What is expected :: Copy each record exactly as it reads, leaving out any pictures it holds.

Dataset entries ::
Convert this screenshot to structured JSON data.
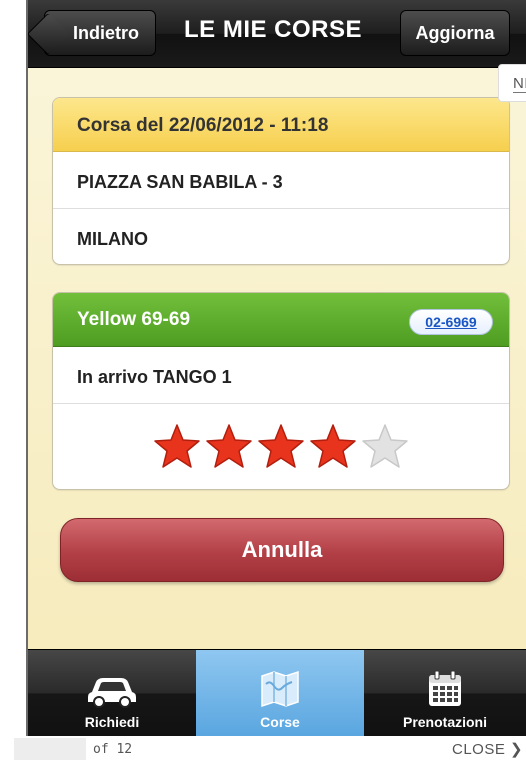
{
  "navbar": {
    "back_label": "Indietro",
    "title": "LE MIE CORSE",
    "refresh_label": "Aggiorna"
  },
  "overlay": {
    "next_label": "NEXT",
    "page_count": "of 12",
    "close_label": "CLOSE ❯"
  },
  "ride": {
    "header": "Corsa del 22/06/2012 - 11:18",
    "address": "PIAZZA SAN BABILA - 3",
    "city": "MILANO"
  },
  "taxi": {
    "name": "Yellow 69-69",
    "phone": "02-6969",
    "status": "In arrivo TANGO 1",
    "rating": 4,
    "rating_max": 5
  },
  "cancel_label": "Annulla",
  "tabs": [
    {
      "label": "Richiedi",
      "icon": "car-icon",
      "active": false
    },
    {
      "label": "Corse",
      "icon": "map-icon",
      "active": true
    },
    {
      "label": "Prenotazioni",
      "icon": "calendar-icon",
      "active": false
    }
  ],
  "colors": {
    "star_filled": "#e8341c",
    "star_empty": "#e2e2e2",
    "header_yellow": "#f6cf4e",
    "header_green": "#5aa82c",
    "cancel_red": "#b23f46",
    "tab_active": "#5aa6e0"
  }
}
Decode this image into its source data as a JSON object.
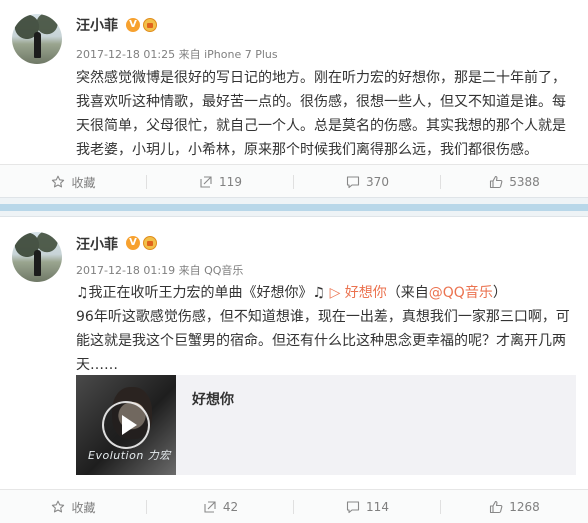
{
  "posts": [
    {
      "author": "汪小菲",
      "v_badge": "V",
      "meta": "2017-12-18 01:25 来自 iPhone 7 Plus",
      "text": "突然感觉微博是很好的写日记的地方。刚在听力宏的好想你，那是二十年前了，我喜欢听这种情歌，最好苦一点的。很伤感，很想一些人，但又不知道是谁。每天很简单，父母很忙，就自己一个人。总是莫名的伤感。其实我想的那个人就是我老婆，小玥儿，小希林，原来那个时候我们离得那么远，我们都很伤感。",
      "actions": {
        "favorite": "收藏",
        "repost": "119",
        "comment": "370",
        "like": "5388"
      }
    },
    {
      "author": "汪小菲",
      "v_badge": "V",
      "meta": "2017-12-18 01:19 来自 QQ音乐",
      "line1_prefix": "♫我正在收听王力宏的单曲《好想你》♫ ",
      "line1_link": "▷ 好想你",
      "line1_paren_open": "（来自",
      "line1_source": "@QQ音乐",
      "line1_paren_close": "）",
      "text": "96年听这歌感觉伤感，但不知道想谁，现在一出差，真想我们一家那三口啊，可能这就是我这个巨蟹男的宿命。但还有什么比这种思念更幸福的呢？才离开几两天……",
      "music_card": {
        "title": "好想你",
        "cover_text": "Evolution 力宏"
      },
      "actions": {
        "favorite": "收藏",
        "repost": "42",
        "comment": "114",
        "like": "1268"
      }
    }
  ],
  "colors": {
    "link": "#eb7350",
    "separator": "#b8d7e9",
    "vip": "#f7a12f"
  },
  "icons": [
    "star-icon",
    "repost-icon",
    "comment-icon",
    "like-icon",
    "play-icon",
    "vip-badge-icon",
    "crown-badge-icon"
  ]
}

Answer to this problem ::
Convert this screenshot to structured JSON data.
{
  "navbar": {
    "back_label": "Indietro",
    "title": "LE MIE CORSE",
    "refresh_label": "Aggiorna"
  },
  "overlay": {
    "next_label": "NEXT",
    "page_count": "of 12",
    "close_label": "CLOSE ❯"
  },
  "ride": {
    "header": "Corsa del 22/06/2012 - 11:18",
    "address": "PIAZZA SAN BABILA - 3",
    "city": "MILANO"
  },
  "taxi": {
    "name": "Yellow 69-69",
    "phone": "02-6969",
    "status": "In arrivo TANGO 1",
    "rating": 4,
    "rating_max": 5
  },
  "cancel_label": "Annulla",
  "tabs": [
    {
      "label": "Richiedi",
      "icon": "car-icon",
      "active": false
    },
    {
      "label": "Corse",
      "icon": "map-icon",
      "active": true
    },
    {
      "label": "Prenotazioni",
      "icon": "calendar-icon",
      "active": false
    }
  ],
  "colors": {
    "star_filled": "#e8341c",
    "star_empty": "#e2e2e2",
    "header_yellow": "#f6cf4e",
    "header_green": "#5aa82c",
    "cancel_red": "#b23f46",
    "tab_active": "#5aa6e0"
  }
}
Decode this image into its source data as a JSON object.
{
  "posts": [
    {
      "author": "汪小菲",
      "v_badge": "V",
      "meta": "2017-12-18 01:25 来自 iPhone 7 Plus",
      "text": "突然感觉微博是很好的写日记的地方。刚在听力宏的好想你，那是二十年前了，我喜欢听这种情歌，最好苦一点的。很伤感，很想一些人，但又不知道是谁。每天很简单，父母很忙，就自己一个人。总是莫名的伤感。其实我想的那个人就是我老婆，小玥儿，小希林，原来那个时候我们离得那么远，我们都很伤感。",
      "actions": {
        "favorite": "收藏",
        "repost": "119",
        "comment": "370",
        "like": "5388"
      }
    },
    {
      "author": "汪小菲",
      "v_badge": "V",
      "meta": "2017-12-18 01:19 来自 QQ音乐",
      "line1_prefix": "♫我正在收听王力宏的单曲《好想你》♫ ",
      "line1_link": "▷ 好想你",
      "line1_paren_open": "（来自",
      "line1_source": "@QQ音乐",
      "line1_paren_close": "）",
      "text": "96年听这歌感觉伤感，但不知道想谁，现在一出差，真想我们一家那三口啊，可能这就是我这个巨蟹男的宿命。但还有什么比这种思念更幸福的呢？才离开几两天……",
      "music_card": {
        "title": "好想你",
        "cover_text": "Evolution 力宏"
      },
      "actions": {
        "favorite": "收藏",
        "repost": "42",
        "comment": "114",
        "like": "1268"
      }
    }
  ],
  "colors": {
    "link": "#eb7350",
    "separator": "#b8d7e9",
    "vip": "#f7a12f"
  },
  "icons": [
    "star-icon",
    "repost-icon",
    "comment-icon",
    "like-icon",
    "play-icon",
    "vip-badge-icon",
    "crown-badge-icon"
  ]
}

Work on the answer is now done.